*** Opening RECORDS FOR PROCESSING ***
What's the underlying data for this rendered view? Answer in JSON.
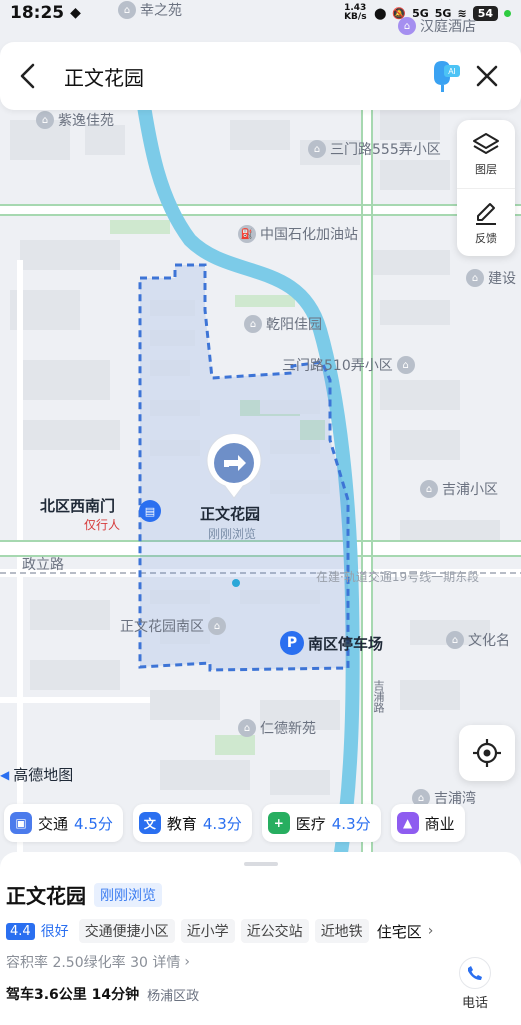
{
  "status": {
    "time": "18:25",
    "net_speed": "1.43 KB/s",
    "signal1": "5G",
    "signal2": "5G",
    "battery": "54"
  },
  "search": {
    "query": "正文花园",
    "ai_badge": "AI"
  },
  "tools": {
    "layers_label": "图层",
    "feedback_label": "反馈"
  },
  "map": {
    "logo": "高德地图",
    "labels": {
      "xingzhiyuan": "幸之苑",
      "hanting": "汉庭酒店",
      "ziyi": "紫逸佳苑",
      "sanmen555": "三门路555弄小区",
      "sinopec": "中国石化加油站",
      "jianshe": "建设",
      "qianyang": "乾阳佳园",
      "sanmen510": "三门路510弄小区",
      "jipu": "吉浦小区",
      "north_gate": "北区西南门",
      "pedestrian": "仅行人",
      "zhengwen": "正文花园",
      "recent": "刚刚浏览",
      "zhengli": "政立路",
      "metro": "在建·轨道交通19号线一期东段",
      "south": "正文花园南区",
      "parking": "南区停车场",
      "wenhua": "文化名",
      "jipu_road": "吉浦路",
      "rende": "仁德新苑",
      "jipu2": "吉浦湾"
    }
  },
  "chips": [
    {
      "icon": "train-icon",
      "label": "交通",
      "score": "4.5分",
      "color": "#4b7bec"
    },
    {
      "icon": "edu-icon",
      "label": "教育",
      "score": "4.3分",
      "color": "#2a6ff0"
    },
    {
      "icon": "medical-icon",
      "label": "医疗",
      "score": "4.3分",
      "color": "#27ae60"
    },
    {
      "icon": "shop-icon",
      "label": "商业",
      "score": "",
      "color": "#8e5cf0"
    }
  ],
  "sheet": {
    "title": "正文花园",
    "recent": "刚刚浏览",
    "rating": "4.4",
    "rating_text": "很好",
    "tags": [
      "交通便捷小区",
      "近小学",
      "近公交站",
      "近地铁"
    ],
    "type": "住宅区",
    "info": "容积率 2.50绿化率 30  详情",
    "drive": "驾车3.6公里 14分钟",
    "district": "杨浦区政",
    "phone_label": "电话"
  }
}
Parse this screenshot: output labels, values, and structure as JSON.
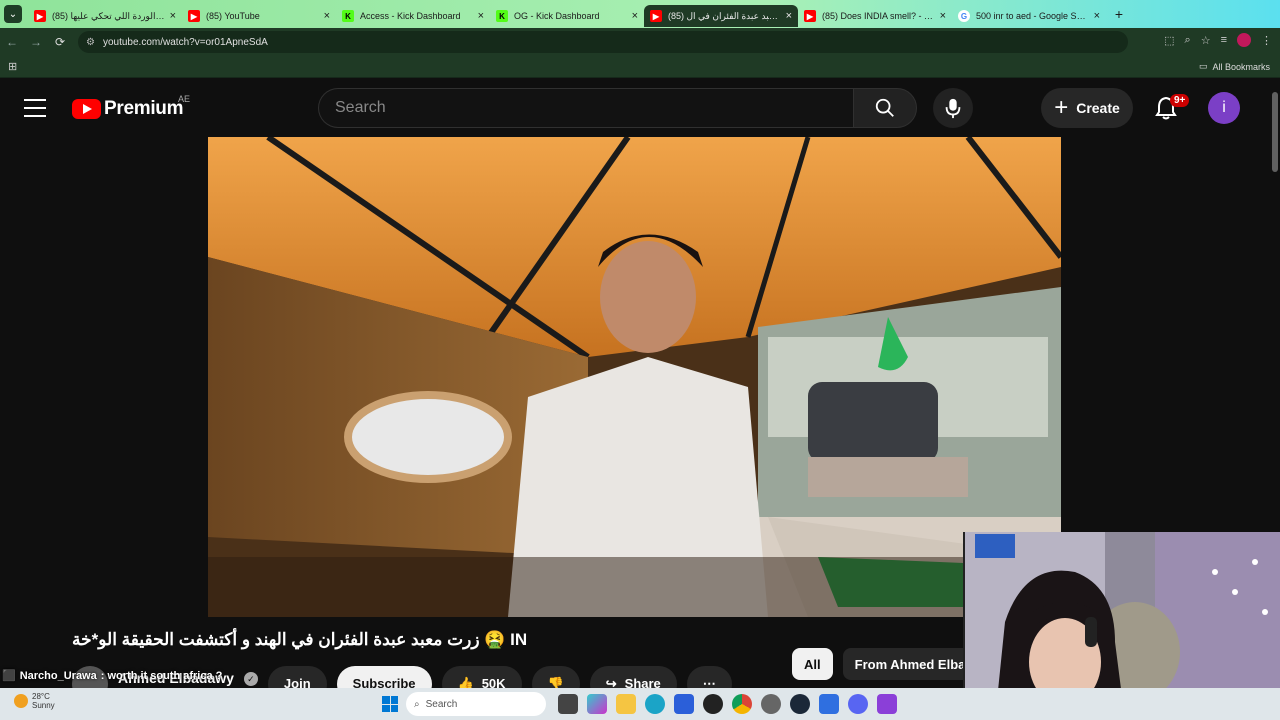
{
  "browser": {
    "tabs": [
      {
        "title": "(85) الوردة اللي تحكي عليها .be",
        "favicon": "youtube",
        "active": false
      },
      {
        "title": "(85) YouTube",
        "favicon": "youtube",
        "active": false
      },
      {
        "title": "Access - Kick Dashboard",
        "favicon": "kick",
        "active": false
      },
      {
        "title": "OG - Kick Dashboard",
        "favicon": "kick",
        "active": false
      },
      {
        "title": "(85) زرت معبد عبدة الفئران في ال",
        "favicon": "youtube",
        "active": true
      },
      {
        "title": "(85) Does INDIA smell? - You",
        "favicon": "youtube",
        "active": false
      },
      {
        "title": "500 inr to aed - Google Search",
        "favicon": "google",
        "active": false
      }
    ],
    "url": "youtube.com/watch?v=or01ApneSdA",
    "bookmarks_label": "All Bookmarks"
  },
  "youtube": {
    "logo_text": "Premium",
    "region": "AE",
    "search_placeholder": "Search",
    "create_label": "Create",
    "notification_badge": "9+",
    "avatar_letter": "i",
    "video_title": "زرت معبد عبدة الفئران في الهند و أكتشفت الحقيقة الو*خة 🤮 IN",
    "channel_name": "Ahmed Elbadawy",
    "join_label": "Join",
    "subscribe_label": "Subscribe",
    "likes": "50K",
    "share_label": "Share",
    "chips": [
      "All",
      "From Ahmed Elba"
    ]
  },
  "chat_overlay": {
    "user": "Narcho_Urawa",
    "message": ": worth it south africa ?"
  },
  "taskbar": {
    "temperature": "28°C",
    "condition": "Sunny",
    "search_label": "Search"
  },
  "colors": {
    "yt_red": "#ff0000",
    "tab_gradient_start": "#8fe39a",
    "chrome_bar": "#1f3a25"
  }
}
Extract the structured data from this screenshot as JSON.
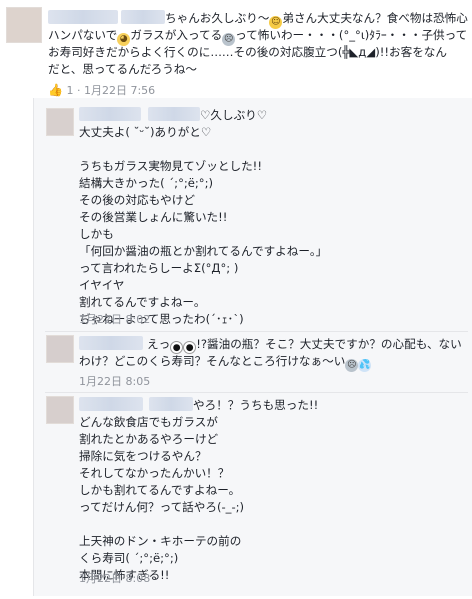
{
  "main_comment": {
    "author_suffix": "ちゃんお久しぶり〜",
    "lines": [
      {
        "pre": "",
        "post": "弟さん大丈夫なん？食べ物は恐怖心"
      },
      {
        "pre": "ハンパないで",
        "post": "ガラスが入ってる"
      },
      {
        "pre": "",
        "post": "って怖いわー・・・(°_°ι)ﾀﾗｰ・・・子供って"
      },
      {
        "pre": "お寿司好きだからよく行くのに……その後の対応腹立つ(╬◣д◢)!!お客をなん",
        "post": ""
      },
      {
        "pre": "だと、思ってるんだろうね〜",
        "post": ""
      }
    ],
    "like_count": "1",
    "time": "1月22日 7:56"
  },
  "replies": [
    {
      "author_suffix": "♡久しぶり♡",
      "lines": [
        "大丈夫よ( ˘ᵕ˘)ありがと♡",
        "",
        "うちもガラス実物見てゾッとした!!",
        "結構大きかった( ´;°;ё;°;)",
        "その後の対応もやけど",
        "その後営業しょんに驚いた!!",
        "しかも",
        "「何回か醤油の瓶とか割れてるんですよねー。」",
        "って言われたらしーよΣ(°Д°; )",
        "イヤイヤ",
        "割れてるんですよねー。",
        "ぢゃねーよって思ったわ(´･ｪ･`)"
      ],
      "time": "1月22日 8:02"
    },
    {
      "author_suffix": "えっ",
      "lines": [
        "!?醤油の瓶？そこ？大丈夫ですか？の心配も、ない",
        "わけ？どこのくら寿司？そんなところ行けなぁ〜い"
      ],
      "time": "1月22日 8:05"
    },
    {
      "author_suffix": "やろ！？うちも思った!!",
      "lines": [
        "どんな飲食店でもガラスが",
        "割れたとかあるやろーけど",
        "掃除に気をつけるやん？",
        "それしてなかったんかい！？",
        "しかも割れてるんですよねー。",
        "ってだけん何？って話やろ(-_-;)",
        "",
        "上天神のドン・キホーテの前の",
        "くら寿司( ´;°;ё;°;)",
        "本間に怖すぎる!!"
      ],
      "time": "1月22日 8:08"
    }
  ],
  "icons": {
    "like": "thumbs-up-icon",
    "smile": "smile-emoji-icon",
    "cry": "cry-emoji-icon",
    "scream": "scream-emoji-icon",
    "eyes": "eyes-emoji-icon",
    "sweat": "sweat-drops-icon"
  }
}
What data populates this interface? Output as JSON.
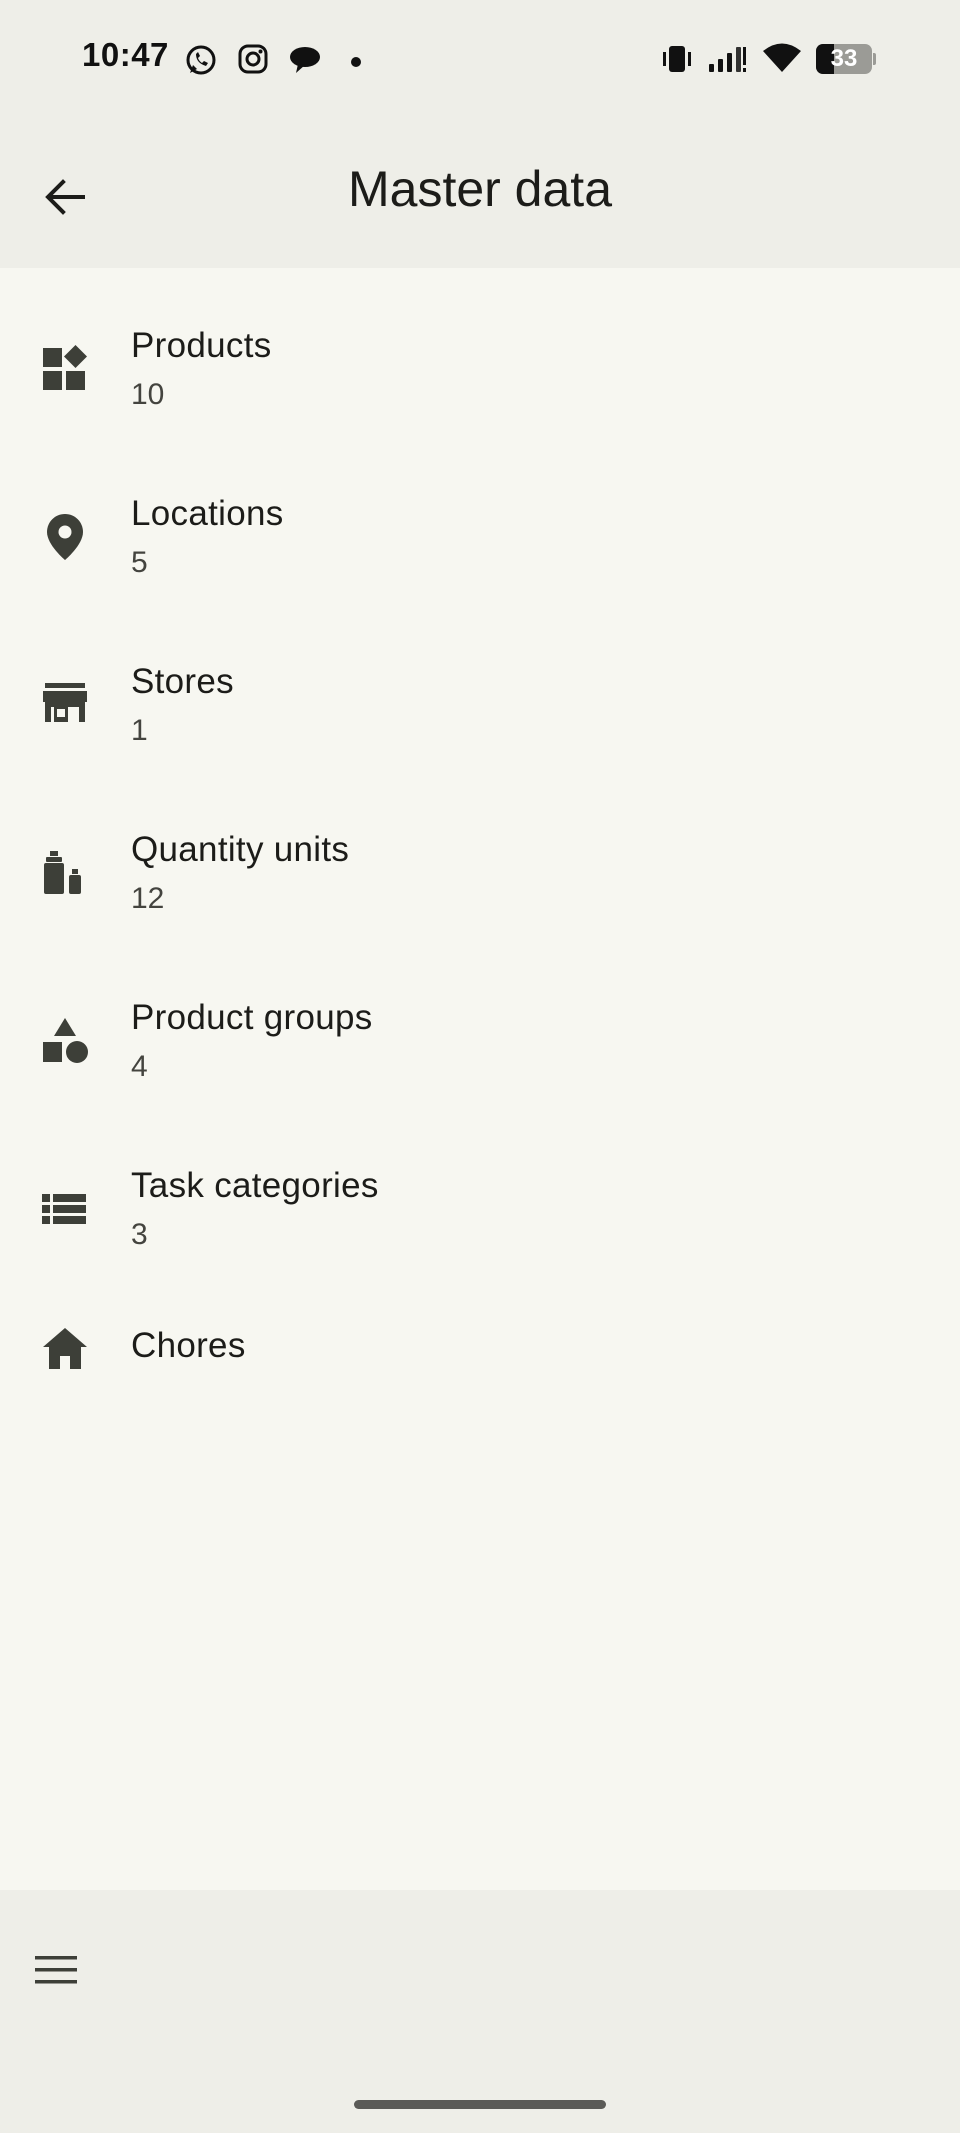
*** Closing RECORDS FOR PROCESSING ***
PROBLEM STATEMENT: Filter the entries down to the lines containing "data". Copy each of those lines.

RESPONSE TO THE TASK:
What's the underlying data for this rendered view? Answer in JSON.
Extract the structured data from this screenshot as JSON.
What data populates this interface? Output as JSON.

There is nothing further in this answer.